Data records
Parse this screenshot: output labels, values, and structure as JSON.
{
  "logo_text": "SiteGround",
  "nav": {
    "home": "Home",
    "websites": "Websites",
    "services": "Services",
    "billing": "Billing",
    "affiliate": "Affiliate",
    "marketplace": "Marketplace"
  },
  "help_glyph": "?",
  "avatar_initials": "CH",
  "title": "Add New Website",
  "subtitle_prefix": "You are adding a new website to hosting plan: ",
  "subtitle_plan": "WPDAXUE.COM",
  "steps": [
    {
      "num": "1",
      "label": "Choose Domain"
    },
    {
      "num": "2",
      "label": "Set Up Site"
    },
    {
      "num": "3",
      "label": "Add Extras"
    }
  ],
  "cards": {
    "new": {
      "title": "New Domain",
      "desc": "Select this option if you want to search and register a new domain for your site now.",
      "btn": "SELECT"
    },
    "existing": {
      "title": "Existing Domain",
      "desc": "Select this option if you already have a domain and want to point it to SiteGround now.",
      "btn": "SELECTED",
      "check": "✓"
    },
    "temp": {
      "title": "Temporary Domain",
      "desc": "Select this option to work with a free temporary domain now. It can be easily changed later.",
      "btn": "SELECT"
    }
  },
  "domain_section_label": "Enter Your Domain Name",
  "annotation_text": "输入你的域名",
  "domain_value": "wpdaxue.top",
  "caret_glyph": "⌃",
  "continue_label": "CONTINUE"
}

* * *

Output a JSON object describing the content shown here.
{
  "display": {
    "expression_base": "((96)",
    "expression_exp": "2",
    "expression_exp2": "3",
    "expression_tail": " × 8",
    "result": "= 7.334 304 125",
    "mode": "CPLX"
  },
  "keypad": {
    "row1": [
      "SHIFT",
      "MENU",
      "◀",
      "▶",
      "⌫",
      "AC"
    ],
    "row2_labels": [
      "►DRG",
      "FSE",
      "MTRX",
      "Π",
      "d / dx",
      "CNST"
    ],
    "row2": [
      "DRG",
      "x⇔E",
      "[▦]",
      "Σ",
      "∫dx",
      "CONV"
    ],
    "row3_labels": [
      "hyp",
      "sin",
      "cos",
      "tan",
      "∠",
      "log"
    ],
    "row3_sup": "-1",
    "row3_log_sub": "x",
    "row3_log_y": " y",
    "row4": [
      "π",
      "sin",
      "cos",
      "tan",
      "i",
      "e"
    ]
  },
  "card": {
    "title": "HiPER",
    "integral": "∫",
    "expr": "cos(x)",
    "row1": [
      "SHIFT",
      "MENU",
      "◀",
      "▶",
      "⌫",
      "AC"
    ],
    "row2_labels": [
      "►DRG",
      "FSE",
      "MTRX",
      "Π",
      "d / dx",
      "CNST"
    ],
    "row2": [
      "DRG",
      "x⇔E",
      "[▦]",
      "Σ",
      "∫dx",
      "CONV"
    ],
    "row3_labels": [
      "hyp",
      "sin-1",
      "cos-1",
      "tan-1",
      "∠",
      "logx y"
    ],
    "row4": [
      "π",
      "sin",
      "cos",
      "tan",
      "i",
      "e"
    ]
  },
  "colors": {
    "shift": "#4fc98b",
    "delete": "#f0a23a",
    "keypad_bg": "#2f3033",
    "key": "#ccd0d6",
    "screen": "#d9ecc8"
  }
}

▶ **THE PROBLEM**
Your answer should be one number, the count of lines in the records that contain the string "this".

▶ **WRITTEN RESPONSE**
4